> **What the task requires**: Copy every line of the data exactly, keeping out any picture.

(Website and app data records)

──────

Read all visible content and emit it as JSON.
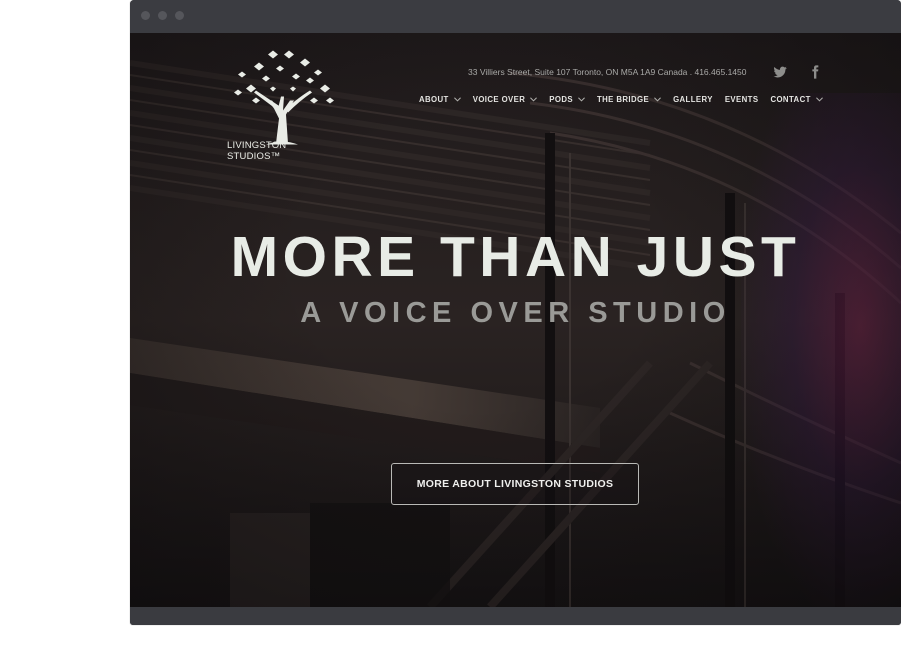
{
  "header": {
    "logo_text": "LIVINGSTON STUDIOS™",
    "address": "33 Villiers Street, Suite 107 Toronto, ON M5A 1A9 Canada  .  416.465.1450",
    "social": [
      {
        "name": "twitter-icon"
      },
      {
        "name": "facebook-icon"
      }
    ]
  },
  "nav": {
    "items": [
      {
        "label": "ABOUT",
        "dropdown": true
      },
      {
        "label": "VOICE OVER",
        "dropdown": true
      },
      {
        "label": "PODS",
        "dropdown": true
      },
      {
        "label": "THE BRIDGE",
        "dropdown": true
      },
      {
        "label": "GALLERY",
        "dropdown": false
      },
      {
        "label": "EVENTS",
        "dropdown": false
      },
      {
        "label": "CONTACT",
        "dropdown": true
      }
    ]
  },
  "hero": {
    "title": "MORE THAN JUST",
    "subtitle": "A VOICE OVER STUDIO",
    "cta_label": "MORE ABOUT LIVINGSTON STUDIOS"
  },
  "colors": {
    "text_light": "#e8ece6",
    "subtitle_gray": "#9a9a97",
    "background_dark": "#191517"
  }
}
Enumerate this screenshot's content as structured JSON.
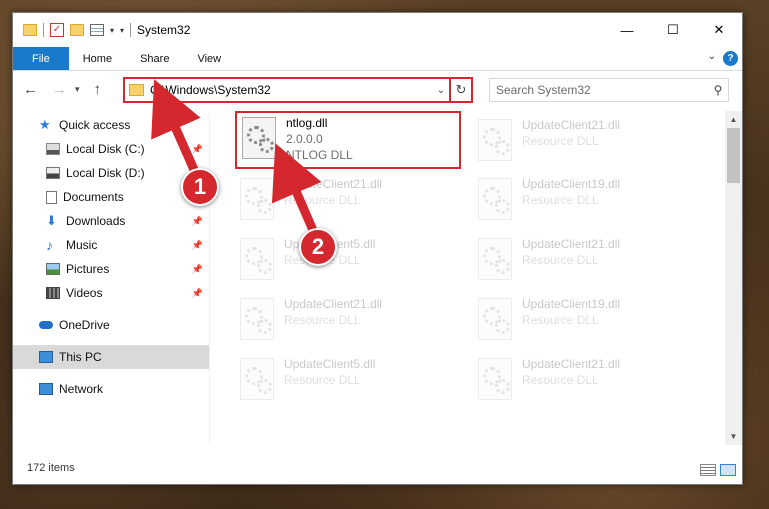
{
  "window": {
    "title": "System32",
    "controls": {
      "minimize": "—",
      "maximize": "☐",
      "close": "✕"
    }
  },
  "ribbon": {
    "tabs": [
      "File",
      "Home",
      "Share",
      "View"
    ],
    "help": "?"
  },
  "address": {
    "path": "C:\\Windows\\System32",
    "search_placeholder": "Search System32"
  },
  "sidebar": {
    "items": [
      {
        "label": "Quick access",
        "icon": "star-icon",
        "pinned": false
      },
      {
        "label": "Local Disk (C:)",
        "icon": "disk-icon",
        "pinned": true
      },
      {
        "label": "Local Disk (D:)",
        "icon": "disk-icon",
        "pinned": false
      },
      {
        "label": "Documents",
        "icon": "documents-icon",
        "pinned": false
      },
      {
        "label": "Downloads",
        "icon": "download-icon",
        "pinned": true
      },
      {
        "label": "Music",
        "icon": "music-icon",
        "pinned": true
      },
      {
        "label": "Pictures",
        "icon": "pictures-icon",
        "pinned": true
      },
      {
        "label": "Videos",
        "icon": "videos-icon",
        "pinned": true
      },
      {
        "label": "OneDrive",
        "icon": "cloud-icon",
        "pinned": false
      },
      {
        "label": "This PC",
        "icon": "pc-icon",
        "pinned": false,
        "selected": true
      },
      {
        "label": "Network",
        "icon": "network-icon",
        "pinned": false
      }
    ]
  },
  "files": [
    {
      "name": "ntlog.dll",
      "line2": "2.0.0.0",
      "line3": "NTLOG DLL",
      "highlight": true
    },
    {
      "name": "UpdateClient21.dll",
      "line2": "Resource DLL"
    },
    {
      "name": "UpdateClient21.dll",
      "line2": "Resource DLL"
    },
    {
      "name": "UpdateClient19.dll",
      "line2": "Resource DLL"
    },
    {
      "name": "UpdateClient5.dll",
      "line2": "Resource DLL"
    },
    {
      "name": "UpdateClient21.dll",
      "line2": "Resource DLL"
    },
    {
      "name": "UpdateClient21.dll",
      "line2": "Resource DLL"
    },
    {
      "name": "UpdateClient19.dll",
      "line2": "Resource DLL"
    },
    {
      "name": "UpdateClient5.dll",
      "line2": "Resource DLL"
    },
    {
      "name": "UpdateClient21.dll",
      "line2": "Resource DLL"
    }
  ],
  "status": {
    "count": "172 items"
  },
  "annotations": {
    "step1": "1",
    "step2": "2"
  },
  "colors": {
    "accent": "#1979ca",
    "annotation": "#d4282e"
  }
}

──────

> **The completed task**:
Read all visible content and emit it as JSON.
{
  "header": {
    "logo_text": "LIVINGSTON STUDIOS™",
    "address": "33 Villiers Street, Suite 107 Toronto, ON M5A 1A9 Canada  .  416.465.1450",
    "social": [
      {
        "name": "twitter-icon"
      },
      {
        "name": "facebook-icon"
      }
    ]
  },
  "nav": {
    "items": [
      {
        "label": "ABOUT",
        "dropdown": true
      },
      {
        "label": "VOICE OVER",
        "dropdown": true
      },
      {
        "label": "PODS",
        "dropdown": true
      },
      {
        "label": "THE BRIDGE",
        "dropdown": true
      },
      {
        "label": "GALLERY",
        "dropdown": false
      },
      {
        "label": "EVENTS",
        "dropdown": false
      },
      {
        "label": "CONTACT",
        "dropdown": true
      }
    ]
  },
  "hero": {
    "title": "MORE THAN JUST",
    "subtitle": "A VOICE OVER STUDIO",
    "cta_label": "MORE ABOUT LIVINGSTON STUDIOS"
  },
  "colors": {
    "text_light": "#e8ece6",
    "subtitle_gray": "#9a9a97",
    "background_dark": "#191517"
  }
}
Enumerate this screenshot's content as structured JSON.
{
  "window": {
    "title": "System32",
    "controls": {
      "minimize": "—",
      "maximize": "☐",
      "close": "✕"
    }
  },
  "ribbon": {
    "tabs": [
      "File",
      "Home",
      "Share",
      "View"
    ],
    "help": "?"
  },
  "address": {
    "path": "C:\\Windows\\System32",
    "search_placeholder": "Search System32"
  },
  "sidebar": {
    "items": [
      {
        "label": "Quick access",
        "icon": "star-icon",
        "pinned": false
      },
      {
        "label": "Local Disk (C:)",
        "icon": "disk-icon",
        "pinned": true
      },
      {
        "label": "Local Disk (D:)",
        "icon": "disk-icon",
        "pinned": false
      },
      {
        "label": "Documents",
        "icon": "documents-icon",
        "pinned": false
      },
      {
        "label": "Downloads",
        "icon": "download-icon",
        "pinned": true
      },
      {
        "label": "Music",
        "icon": "music-icon",
        "pinned": true
      },
      {
        "label": "Pictures",
        "icon": "pictures-icon",
        "pinned": true
      },
      {
        "label": "Videos",
        "icon": "videos-icon",
        "pinned": true
      },
      {
        "label": "OneDrive",
        "icon": "cloud-icon",
        "pinned": false
      },
      {
        "label": "This PC",
        "icon": "pc-icon",
        "pinned": false,
        "selected": true
      },
      {
        "label": "Network",
        "icon": "network-icon",
        "pinned": false
      }
    ]
  },
  "files": [
    {
      "name": "ntlog.dll",
      "line2": "2.0.0.0",
      "line3": "NTLOG DLL",
      "highlight": true
    },
    {
      "name": "UpdateClient21.dll",
      "line2": "Resource DLL"
    },
    {
      "name": "UpdateClient21.dll",
      "line2": "Resource DLL"
    },
    {
      "name": "UpdateClient19.dll",
      "line2": "Resource DLL"
    },
    {
      "name": "UpdateClient5.dll",
      "line2": "Resource DLL"
    },
    {
      "name": "UpdateClient21.dll",
      "line2": "Resource DLL"
    },
    {
      "name": "UpdateClient21.dll",
      "line2": "Resource DLL"
    },
    {
      "name": "UpdateClient19.dll",
      "line2": "Resource DLL"
    },
    {
      "name": "UpdateClient5.dll",
      "line2": "Resource DLL"
    },
    {
      "name": "UpdateClient21.dll",
      "line2": "Resource DLL"
    }
  ],
  "status": {
    "count": "172 items"
  },
  "annotations": {
    "step1": "1",
    "step2": "2"
  },
  "colors": {
    "accent": "#1979ca",
    "annotation": "#d4282e"
  }
}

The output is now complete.